APRIL 2007 – In the early 19th Century New York, like much of the country, was rapidly growing. By 1830 it had passed Philadelphia as America’s largest city. Tons of traffic was freighted on the Erie Canal. Railroads fed into the continent and fast trans-Atlantic packet ships sailed for Europe. Banks and jobs flourished and the demand for real estate was high.
In 1847 some of the leading brokers of the city organized the New York Real Estate Exchange at 111 Broadway. NAR historian Pearl Janet Davies suggested that it may have been inspired by the New York Stock Exchange, “but the whole theory of real estate exchange,” she wrote, “had to differ from that of a market for securities or for grain, because of this primary fact: each piece of real estate is unique.”
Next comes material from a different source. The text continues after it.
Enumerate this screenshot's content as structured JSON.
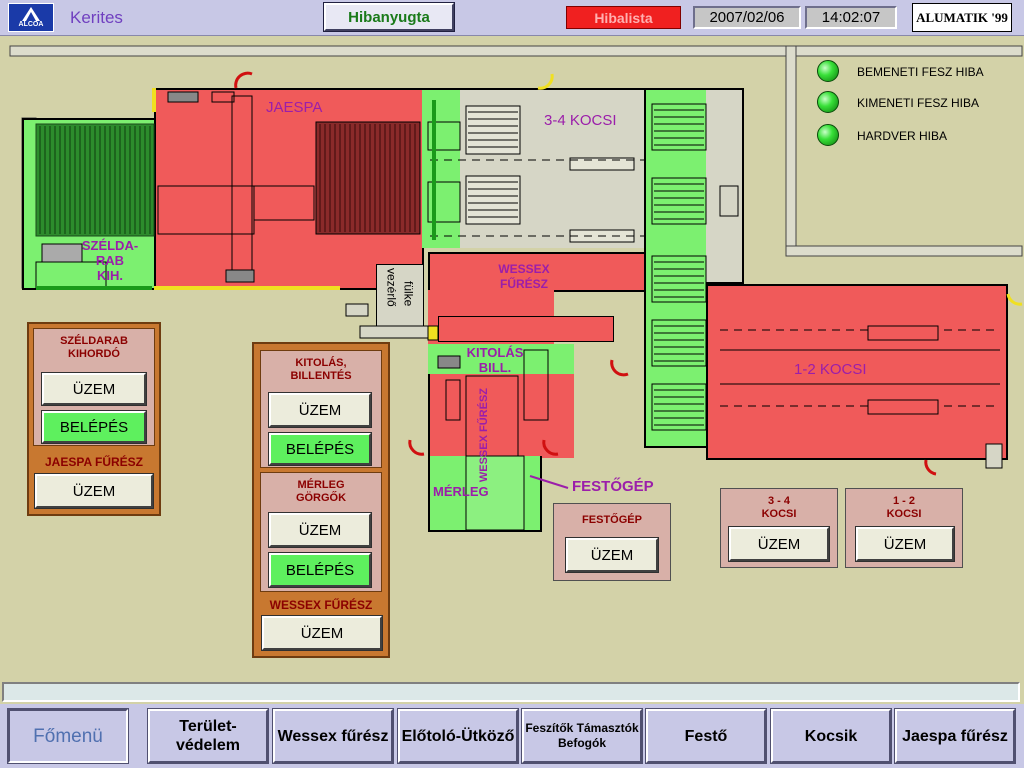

The exchange would only exist for about a year, leaving a void that would last for a generation. As Davies noted, “This first board exerted a strong influence for good real estate practice. So much was it missed that, says Harpers, ‘For many years, the project of a real estate exchange was discussed.'”
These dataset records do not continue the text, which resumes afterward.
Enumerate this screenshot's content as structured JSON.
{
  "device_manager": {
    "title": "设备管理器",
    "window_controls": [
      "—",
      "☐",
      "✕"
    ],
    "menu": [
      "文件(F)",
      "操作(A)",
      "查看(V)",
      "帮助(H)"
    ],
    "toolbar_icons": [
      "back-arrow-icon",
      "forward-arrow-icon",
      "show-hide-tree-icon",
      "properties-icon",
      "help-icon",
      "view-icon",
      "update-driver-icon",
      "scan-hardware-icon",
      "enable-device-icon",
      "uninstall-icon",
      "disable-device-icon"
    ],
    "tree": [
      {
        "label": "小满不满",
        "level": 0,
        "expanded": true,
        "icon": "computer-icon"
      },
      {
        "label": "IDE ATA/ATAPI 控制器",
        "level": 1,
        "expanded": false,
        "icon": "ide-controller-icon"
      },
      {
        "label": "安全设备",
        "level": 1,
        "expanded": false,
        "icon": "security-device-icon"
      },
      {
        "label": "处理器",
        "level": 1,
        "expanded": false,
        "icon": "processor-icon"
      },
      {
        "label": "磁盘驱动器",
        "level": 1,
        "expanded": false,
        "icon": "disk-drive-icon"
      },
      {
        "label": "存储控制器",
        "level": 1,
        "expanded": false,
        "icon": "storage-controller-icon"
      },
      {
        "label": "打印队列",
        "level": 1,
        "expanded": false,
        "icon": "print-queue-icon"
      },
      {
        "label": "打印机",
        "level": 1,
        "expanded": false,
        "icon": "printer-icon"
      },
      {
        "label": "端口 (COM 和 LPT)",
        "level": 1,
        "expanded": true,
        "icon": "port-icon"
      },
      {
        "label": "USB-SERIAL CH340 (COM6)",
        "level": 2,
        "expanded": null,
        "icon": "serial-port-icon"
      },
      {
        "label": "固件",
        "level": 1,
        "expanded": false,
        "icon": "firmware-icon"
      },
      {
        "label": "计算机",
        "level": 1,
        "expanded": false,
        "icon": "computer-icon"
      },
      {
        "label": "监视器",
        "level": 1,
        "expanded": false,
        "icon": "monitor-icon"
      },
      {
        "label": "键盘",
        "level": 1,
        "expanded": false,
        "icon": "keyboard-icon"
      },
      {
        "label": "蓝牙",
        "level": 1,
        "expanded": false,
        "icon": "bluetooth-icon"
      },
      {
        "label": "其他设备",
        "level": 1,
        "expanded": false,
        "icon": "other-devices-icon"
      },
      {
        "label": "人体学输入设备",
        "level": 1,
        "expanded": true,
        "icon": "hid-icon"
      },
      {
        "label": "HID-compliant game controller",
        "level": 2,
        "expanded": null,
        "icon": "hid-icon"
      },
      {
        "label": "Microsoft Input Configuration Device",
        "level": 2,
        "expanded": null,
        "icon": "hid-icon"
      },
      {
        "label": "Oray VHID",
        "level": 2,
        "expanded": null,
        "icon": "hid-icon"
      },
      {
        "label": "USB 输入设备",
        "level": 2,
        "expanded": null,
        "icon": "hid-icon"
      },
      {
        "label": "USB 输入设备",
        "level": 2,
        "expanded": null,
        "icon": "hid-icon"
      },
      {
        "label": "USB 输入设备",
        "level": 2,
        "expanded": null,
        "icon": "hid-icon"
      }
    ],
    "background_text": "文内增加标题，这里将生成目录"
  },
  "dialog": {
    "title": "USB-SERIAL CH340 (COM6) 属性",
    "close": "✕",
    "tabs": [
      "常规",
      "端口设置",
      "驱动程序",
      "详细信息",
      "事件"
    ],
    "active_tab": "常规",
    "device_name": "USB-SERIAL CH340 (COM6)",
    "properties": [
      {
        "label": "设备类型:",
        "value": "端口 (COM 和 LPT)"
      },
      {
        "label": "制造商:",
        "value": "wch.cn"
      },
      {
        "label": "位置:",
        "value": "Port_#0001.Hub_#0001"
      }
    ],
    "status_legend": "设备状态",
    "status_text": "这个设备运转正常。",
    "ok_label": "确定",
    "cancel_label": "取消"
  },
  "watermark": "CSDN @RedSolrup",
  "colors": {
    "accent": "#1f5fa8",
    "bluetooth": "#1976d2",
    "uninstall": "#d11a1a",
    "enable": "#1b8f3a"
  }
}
In 1885 another exchange was formed. Later the Board of Real Estate Brokers would become the Real Estate Board of New York, Inc.
(Read Pearl Janet Davies’ account of New York City and the Real Estate Exchange of the 1840s.)